Florida Gars are popular as sport fish. The young feed on zooplankton and insect larvae, as well as small fish. Adults mainly eat fish, shrimp, and crayfish. Although edible, they are unpopular as food. The roe is highly toxic to humans, animals, and birds.
The Florida Gar is a mid-sized species of gar. It measures from 51.7 to 132.2 cm (20.4 to 52.0 in) long and typically weighs 1.36 to 4.36 kg (3.0 to 9.6 lb). According to the IGFA, the record weight for this species is 10 kg (22 lb). This species has irregular round, black spots on the top of its head and over the entire body including the anal fin. The distance of the eyes is less than two-thirds the length of the snout. Also, it has a shorter, broad snout with a single row of irregularly spaced sharp teeth on the upper and lower jaws. No bony scales are on the throat. Their color is olive-brown on the back and upper sides, with a white to yellow belly. The young may have dark stripes on the back and sides.

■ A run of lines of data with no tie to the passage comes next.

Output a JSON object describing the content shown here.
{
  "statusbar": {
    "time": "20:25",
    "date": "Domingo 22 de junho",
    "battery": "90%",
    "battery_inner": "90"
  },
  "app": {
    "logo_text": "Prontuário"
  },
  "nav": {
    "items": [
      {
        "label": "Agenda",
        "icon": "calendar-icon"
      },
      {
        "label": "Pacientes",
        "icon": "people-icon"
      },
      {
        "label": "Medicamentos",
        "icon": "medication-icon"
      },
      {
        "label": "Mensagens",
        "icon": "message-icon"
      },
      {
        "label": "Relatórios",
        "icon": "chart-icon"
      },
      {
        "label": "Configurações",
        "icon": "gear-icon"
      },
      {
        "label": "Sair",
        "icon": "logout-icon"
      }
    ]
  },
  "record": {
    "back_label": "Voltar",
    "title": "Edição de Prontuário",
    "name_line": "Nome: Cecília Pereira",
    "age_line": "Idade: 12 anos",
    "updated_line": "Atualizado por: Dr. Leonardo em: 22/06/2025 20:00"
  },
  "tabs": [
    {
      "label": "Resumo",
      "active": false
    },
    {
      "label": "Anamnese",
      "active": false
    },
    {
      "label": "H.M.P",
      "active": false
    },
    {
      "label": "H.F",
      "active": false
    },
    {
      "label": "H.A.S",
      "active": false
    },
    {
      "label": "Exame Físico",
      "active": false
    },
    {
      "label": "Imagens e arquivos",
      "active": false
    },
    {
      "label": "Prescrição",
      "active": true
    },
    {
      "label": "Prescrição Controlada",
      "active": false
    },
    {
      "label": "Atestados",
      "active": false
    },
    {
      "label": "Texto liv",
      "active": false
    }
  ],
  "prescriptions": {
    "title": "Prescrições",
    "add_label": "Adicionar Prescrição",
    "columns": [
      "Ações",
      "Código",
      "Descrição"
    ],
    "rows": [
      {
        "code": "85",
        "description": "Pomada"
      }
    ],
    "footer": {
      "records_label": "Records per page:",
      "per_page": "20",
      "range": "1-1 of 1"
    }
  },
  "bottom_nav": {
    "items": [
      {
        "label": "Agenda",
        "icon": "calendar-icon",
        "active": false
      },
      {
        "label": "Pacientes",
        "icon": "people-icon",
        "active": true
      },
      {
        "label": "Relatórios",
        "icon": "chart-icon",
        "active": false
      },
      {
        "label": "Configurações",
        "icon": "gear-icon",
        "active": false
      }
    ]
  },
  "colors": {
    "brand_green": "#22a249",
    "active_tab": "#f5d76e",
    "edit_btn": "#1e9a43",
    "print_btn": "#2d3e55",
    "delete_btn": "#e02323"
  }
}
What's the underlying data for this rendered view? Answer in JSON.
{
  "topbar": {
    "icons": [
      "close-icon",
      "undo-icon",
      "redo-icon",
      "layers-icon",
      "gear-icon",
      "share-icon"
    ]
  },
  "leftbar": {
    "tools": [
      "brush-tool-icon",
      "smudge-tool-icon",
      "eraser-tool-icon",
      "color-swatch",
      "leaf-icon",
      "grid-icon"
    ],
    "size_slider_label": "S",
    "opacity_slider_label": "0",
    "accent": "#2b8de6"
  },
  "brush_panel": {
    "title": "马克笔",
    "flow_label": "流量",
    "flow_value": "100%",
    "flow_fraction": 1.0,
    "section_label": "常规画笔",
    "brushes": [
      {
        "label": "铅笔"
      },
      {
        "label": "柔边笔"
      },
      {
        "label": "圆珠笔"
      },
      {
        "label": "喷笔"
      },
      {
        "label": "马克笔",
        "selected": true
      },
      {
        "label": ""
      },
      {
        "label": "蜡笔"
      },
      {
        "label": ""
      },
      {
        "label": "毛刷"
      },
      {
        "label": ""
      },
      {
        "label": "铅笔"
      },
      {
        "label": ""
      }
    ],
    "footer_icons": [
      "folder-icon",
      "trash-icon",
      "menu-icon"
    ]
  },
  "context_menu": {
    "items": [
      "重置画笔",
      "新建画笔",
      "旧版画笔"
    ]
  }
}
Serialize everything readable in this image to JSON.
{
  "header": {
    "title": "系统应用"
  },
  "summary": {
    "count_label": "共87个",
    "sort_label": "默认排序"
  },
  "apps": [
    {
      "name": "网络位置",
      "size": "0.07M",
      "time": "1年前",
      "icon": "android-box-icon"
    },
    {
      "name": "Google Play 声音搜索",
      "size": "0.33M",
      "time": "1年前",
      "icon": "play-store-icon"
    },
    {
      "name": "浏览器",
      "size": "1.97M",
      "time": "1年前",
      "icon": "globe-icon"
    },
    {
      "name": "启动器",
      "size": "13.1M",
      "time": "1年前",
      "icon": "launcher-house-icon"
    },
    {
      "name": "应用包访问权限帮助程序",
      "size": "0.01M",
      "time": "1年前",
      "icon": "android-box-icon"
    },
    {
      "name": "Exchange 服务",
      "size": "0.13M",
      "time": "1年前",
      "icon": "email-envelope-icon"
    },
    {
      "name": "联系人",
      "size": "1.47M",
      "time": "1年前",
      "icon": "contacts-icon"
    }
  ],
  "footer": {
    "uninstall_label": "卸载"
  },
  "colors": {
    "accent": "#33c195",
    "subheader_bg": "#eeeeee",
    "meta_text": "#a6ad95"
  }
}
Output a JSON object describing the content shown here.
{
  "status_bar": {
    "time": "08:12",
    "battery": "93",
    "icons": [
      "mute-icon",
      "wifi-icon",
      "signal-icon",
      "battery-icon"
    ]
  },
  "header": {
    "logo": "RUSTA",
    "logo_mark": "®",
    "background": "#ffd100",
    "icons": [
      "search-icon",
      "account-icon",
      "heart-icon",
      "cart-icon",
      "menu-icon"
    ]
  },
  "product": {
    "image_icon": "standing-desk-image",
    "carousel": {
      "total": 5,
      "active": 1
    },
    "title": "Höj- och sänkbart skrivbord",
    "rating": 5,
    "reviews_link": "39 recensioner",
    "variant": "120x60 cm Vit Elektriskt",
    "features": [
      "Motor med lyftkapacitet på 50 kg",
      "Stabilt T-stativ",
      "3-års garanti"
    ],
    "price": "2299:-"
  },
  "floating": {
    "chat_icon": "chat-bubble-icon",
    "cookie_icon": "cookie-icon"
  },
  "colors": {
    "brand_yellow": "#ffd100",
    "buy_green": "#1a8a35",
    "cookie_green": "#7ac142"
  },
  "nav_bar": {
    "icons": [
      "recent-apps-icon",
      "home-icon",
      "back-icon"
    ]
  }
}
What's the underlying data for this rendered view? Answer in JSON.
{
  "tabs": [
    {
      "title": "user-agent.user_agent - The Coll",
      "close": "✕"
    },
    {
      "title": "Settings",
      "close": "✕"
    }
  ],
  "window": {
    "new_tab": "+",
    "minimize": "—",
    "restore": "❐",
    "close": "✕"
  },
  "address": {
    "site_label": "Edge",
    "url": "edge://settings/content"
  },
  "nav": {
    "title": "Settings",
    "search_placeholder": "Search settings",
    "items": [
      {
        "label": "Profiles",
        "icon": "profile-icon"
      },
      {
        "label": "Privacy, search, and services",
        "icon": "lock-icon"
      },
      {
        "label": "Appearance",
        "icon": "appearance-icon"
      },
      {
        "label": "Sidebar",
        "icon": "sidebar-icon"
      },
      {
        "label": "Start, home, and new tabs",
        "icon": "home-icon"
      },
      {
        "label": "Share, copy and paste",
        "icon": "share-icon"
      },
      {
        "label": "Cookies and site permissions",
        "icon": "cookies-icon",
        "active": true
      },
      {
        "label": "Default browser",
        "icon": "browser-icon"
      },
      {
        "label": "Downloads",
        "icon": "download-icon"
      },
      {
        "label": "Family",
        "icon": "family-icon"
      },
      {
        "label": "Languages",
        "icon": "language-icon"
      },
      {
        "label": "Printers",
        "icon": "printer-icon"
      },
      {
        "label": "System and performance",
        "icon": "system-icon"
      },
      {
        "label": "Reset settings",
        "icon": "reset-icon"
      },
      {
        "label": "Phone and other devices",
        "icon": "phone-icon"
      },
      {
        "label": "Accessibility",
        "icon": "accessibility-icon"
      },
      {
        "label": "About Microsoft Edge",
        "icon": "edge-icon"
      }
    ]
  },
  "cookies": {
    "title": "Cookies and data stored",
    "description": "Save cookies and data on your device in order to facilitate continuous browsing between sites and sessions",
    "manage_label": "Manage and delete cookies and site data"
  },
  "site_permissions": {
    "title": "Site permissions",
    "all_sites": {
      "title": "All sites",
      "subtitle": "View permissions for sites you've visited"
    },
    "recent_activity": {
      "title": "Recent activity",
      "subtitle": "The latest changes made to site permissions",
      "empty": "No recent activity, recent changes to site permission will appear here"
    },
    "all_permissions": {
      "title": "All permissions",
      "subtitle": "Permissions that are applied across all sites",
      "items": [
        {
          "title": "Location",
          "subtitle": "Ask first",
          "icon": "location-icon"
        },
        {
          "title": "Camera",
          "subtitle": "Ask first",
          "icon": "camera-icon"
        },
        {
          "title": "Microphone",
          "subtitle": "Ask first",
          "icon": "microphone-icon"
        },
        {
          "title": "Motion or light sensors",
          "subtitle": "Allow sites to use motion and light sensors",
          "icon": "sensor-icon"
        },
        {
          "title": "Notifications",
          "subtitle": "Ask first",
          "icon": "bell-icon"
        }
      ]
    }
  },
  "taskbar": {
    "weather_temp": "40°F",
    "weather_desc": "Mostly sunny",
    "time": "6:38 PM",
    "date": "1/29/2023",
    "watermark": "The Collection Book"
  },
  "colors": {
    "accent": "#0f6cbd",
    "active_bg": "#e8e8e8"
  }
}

Florida Gar are relatively easy to catch. Their snouts are wide and therefore provide more of a target to sink a hook. Because of their relative ease of hooking, an angler can use many techniques to land these gar. Easily the best lure for Florida Gar is the Lambo Lure Spinner. It is the only lure made specifically for these fish. Other lures get caught up in the teeth preventing a strong hookset. The Lambo Lure is smooth; the only thing that sticks in the gar are the premium treble hooks. Other in-line spinners like Panther Martin, Mepps, Rooster Tail, and Blue Fox can also be used, but change the standard hooks to premium, terrifically sharp trebles.
In most conditions, a gar angler can use lures to land these gar, but during the colder times of the season, after cold fronts, or when the gar are buried in thick weeds live bait may be preferred. Rig a 4”-5” shiner (live or dead) or a similar sized piece of cut bait on a #4 treble with a #4 treble stinger hook. If weeds are thick, use a 1/0 single and a 1/0 stinger. Cast and use a slow stop-and-go retrieve holding your rod tip up high. When a gar takes, drop the rod tip to give slack and open your bail to let the him run. Let the gar for at least a minute then reel in slack and set the hooks hard.
Florida Gar are found from the Ocklockonee River drainage, Florida and Georgia, southward through peninsular Florida and northward to Savannah River drainage, Georgia. They can be found in medium to large lowland streams, canals, and lakes with muddy or sandy bottoms near underwater vegetation.